The zone's configuration is complete and committed to stable storage. However, those elements of the zone's application environment that must be specified after initial boot are not yet present.
During an install or uninstall operation, zoneadm sets the state of the target zone to incomplete. Upon successful completion of the operation, the state is set to the correct state.
A damaged installed zone can be marked incomplete by using the mark subcommand of zoneadm. Zones in the incomplete state are shown in the output of zoneadm list -iv.
The zone's configuration is instantiated on the system. The zoneadm command is used to verify that the configuration can be successfully used on the designated Oracle Solaris system. Packages are installed under the zone's root path. In this state, the zone has no associated virtual platform.
The virtual platform for the zone is established. The kernel creates the zsched process, network interfaces are set up and made available to the zone, file systems are mounted, and devices are configured. A unique zone ID is assigned by the system. At this stage, no processes associated with the zone have been started.
User processes associated with the zone application environment are running. The zone enters the running state as soon as the first user process associated with the application environment (init) is created.

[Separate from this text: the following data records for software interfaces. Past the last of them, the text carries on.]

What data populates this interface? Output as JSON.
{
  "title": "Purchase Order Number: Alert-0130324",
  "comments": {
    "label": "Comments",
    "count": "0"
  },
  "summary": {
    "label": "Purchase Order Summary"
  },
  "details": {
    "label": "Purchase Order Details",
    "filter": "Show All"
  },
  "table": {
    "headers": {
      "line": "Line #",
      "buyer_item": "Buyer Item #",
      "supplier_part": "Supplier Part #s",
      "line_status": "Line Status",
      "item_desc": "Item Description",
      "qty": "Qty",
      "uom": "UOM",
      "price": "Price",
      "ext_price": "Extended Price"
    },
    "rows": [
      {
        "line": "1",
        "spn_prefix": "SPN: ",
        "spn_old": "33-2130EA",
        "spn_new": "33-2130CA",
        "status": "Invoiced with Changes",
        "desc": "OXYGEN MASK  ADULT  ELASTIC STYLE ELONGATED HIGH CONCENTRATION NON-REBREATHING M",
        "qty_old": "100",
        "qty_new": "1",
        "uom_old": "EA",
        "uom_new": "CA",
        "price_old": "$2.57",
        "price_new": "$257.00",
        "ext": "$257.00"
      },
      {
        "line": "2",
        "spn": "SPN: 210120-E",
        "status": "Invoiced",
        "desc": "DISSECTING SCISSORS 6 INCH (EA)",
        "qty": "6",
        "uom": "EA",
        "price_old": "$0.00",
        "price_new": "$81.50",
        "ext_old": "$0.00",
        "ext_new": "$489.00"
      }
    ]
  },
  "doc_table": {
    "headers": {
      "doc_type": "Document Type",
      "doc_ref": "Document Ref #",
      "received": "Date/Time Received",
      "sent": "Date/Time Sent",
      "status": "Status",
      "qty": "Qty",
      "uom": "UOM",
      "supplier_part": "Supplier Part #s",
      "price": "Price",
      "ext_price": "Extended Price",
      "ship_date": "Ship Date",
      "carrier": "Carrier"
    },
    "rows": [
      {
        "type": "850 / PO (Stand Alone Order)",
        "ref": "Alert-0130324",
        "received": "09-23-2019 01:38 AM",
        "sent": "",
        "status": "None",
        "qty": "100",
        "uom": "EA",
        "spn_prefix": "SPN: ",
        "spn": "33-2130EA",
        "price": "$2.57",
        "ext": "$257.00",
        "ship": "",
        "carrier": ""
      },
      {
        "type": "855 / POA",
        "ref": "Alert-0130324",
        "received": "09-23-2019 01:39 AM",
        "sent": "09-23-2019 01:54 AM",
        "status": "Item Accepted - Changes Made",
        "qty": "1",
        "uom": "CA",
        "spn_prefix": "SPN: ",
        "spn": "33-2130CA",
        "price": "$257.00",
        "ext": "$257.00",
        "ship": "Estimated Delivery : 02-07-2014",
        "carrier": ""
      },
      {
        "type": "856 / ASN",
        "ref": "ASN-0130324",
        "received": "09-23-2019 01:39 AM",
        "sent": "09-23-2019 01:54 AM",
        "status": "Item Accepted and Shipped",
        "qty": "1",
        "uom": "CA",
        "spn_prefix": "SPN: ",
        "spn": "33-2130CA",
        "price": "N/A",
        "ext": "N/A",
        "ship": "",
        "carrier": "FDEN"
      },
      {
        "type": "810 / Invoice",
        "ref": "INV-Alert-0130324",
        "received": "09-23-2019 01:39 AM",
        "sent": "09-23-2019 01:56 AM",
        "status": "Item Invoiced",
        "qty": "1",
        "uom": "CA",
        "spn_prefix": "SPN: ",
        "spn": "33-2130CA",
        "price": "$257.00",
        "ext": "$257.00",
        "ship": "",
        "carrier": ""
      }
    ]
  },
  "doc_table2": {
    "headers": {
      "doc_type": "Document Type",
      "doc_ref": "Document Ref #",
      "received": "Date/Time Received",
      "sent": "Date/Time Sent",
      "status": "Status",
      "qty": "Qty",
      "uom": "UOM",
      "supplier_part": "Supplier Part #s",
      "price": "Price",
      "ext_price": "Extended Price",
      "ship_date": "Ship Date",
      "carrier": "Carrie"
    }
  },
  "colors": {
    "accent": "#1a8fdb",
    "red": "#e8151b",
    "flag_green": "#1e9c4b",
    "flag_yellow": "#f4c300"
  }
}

These states are transitional states that are visible while the zone is being halted. However, a zone that is unable to shut down for any reason will stop in one of these states.
Chapter 19, Installing, Booting, Shutting Down, Halting, Uninstalling, and Cloning Non-Global Zones (Tasks) and the zoneadm(1M) man page describe how to use the zoneadm command to initiate transitions between these states.
Table 15-1 Commands That Affect Zone State
Note - Parameters changed through zonecfg do not affect a running zone. The zone must be rebooted for the changes to take effect.
A zone provides isolation at almost any level of granularity you require. A zone does not need a dedicated CPU, a physical device, or a portion of physical memory. These resources can either be multiplexed across a number of zones running within a single domain or system, or allocated on a per-zone basis using the resource management features available in the operating system.
Each zone can provide a customized set of services. To enforce basic process isolation, a process can see or signal only those processes that exist in the same zone. Basic communication between zones is accomplished by giving each zone IP network connectivity. An application running in one zone cannot observe the network traffic of another zone. This isolation is maintained even though the respective streams of packets travel through the same physical interface.
Each zone is given a portion of the file system hierarchy. Because each zone is confined to its subtree of the file system hierarchy, a workload running in a particular zone cannot access the on-disk data of another workload running in a different zone.
Files used by naming services reside within a zone's own root file system view. Thus, naming services in different zones are isolated from one other and the services can be configured differently.
If you use resource management features, you should align the boundaries of the resource management controls with those of the zones. This alignment creates a more complete model of a virtual machine, where namespace access, security isolation, and resource usage are all controlled.
Any special requirements for using the various resource management features with zones are addressed in the individual chapters of this manual that document those features.
To report on the CPU, memory, and resource control utilization of the currently running zones, see Using the zonestat Utility in a Non-Global Zone. The zonestat utility also reports on network bandwidth utilization in exclusive-IP zones. An exclusive-IP zone has its own IP-related state and one or more dedicated data-links.